Your assignment:
Scan the entries line by line and return those with "bold".

· · ·

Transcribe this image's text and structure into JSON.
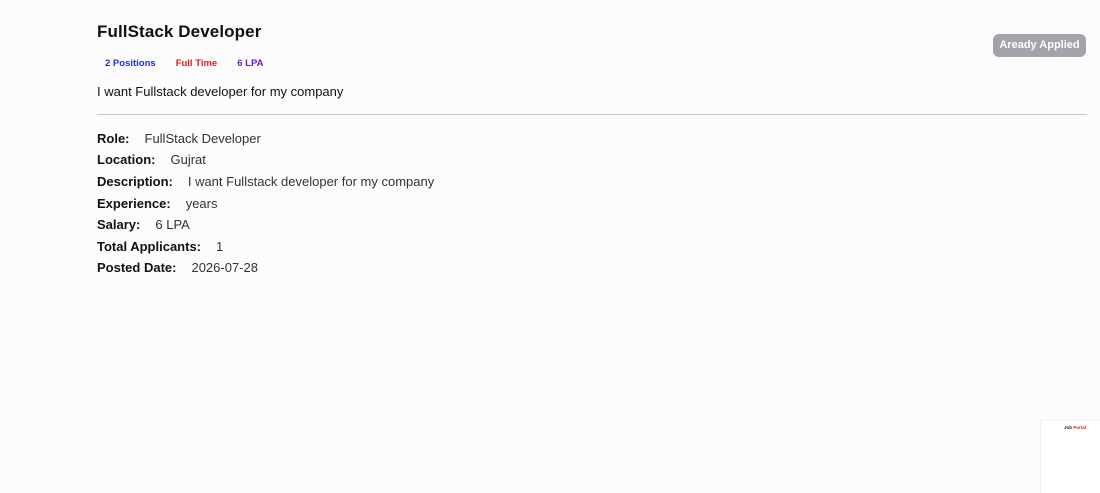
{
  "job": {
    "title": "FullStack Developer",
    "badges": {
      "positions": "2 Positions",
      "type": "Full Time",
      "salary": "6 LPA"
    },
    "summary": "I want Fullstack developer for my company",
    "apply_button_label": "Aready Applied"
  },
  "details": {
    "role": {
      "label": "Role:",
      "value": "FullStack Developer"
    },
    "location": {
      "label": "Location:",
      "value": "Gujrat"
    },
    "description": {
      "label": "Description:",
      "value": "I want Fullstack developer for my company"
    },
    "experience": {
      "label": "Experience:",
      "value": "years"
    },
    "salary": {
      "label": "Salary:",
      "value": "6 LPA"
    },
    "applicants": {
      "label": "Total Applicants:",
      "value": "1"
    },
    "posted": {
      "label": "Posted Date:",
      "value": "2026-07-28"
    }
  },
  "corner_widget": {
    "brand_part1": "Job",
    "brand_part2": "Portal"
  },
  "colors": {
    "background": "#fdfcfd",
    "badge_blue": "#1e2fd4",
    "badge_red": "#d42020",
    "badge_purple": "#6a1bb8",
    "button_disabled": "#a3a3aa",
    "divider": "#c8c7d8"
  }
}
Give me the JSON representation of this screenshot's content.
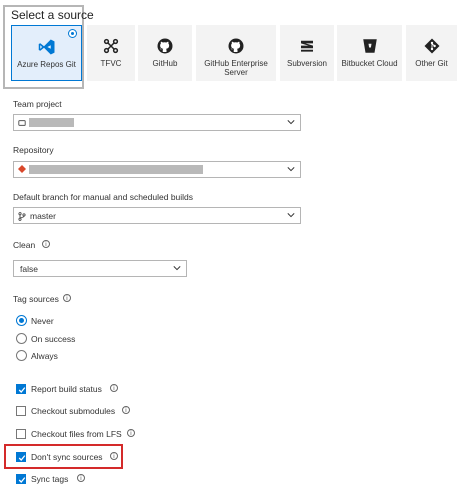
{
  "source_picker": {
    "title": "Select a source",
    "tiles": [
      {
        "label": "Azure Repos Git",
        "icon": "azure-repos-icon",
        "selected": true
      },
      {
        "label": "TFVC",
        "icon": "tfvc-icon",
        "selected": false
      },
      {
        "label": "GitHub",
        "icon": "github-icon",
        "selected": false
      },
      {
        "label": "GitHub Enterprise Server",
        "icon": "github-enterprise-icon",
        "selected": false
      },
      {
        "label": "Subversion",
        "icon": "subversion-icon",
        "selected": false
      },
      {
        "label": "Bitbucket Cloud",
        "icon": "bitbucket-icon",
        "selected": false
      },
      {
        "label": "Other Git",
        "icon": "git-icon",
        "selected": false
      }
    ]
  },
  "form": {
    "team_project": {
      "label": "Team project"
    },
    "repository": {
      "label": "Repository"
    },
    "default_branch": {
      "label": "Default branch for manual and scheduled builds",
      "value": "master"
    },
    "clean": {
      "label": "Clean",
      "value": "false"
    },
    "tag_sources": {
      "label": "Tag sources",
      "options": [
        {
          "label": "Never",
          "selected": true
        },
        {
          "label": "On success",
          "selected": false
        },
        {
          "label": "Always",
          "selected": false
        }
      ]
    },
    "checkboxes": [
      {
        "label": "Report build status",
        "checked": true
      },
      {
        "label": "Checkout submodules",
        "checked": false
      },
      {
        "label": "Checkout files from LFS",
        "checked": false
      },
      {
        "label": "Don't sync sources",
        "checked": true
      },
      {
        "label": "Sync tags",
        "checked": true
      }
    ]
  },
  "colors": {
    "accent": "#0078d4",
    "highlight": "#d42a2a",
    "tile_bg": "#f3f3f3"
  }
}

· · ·

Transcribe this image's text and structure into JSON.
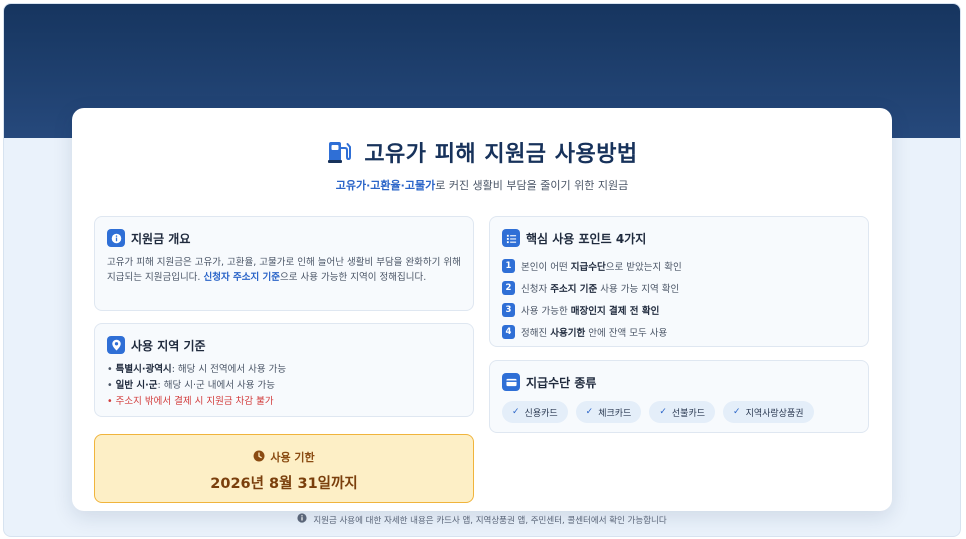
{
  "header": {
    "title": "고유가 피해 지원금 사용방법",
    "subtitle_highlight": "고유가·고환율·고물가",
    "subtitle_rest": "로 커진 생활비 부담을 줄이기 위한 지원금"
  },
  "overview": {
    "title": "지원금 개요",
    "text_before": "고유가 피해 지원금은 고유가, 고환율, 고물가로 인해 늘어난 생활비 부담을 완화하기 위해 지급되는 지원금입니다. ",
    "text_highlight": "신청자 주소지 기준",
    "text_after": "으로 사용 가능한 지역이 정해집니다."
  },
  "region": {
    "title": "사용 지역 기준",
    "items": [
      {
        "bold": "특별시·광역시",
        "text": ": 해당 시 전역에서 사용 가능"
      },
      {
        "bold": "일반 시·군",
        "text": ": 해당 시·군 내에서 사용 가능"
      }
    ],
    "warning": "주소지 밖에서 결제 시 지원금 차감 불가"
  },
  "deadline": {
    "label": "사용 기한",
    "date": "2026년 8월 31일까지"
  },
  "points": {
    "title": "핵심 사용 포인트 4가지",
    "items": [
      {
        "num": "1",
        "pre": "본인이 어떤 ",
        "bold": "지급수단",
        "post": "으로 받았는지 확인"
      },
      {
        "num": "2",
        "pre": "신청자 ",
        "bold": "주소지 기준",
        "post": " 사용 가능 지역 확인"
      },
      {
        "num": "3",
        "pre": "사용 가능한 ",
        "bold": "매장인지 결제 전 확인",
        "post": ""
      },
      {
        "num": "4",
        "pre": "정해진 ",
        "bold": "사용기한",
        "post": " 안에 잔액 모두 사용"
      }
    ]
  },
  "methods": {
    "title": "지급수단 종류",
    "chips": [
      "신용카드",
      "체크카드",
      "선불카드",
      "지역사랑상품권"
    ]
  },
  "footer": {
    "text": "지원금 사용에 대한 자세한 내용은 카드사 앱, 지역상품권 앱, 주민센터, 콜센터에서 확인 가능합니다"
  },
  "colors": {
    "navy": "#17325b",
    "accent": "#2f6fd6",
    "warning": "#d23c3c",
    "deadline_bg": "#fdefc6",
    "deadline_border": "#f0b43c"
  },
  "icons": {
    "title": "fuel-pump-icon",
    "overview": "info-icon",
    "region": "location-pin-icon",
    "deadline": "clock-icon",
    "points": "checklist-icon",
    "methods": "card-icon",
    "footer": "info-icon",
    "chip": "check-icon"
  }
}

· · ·

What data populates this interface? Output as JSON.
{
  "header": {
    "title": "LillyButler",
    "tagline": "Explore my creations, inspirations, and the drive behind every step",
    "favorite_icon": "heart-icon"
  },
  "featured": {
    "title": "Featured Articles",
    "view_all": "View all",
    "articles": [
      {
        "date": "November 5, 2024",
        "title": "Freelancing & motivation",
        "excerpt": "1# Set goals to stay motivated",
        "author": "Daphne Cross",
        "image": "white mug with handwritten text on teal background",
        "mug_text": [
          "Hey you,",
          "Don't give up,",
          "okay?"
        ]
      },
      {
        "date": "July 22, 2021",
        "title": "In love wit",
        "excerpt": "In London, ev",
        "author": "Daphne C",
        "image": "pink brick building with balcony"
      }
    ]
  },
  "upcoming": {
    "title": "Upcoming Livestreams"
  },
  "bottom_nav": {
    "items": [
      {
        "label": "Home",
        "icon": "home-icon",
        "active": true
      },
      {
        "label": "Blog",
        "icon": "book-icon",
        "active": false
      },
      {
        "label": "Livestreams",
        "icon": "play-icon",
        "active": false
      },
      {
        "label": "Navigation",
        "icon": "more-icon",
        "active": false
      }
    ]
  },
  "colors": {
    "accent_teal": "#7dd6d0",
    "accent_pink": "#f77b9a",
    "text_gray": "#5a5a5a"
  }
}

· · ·

Expected answer:
        "bold": "특별시·광역시",
        "bold": "일반 시·군",
        "bold": "지급수단",
        "bold": "주소지 기준",
        "bold": "매장인지 결제 전 확인",
        "bold": "사용기한",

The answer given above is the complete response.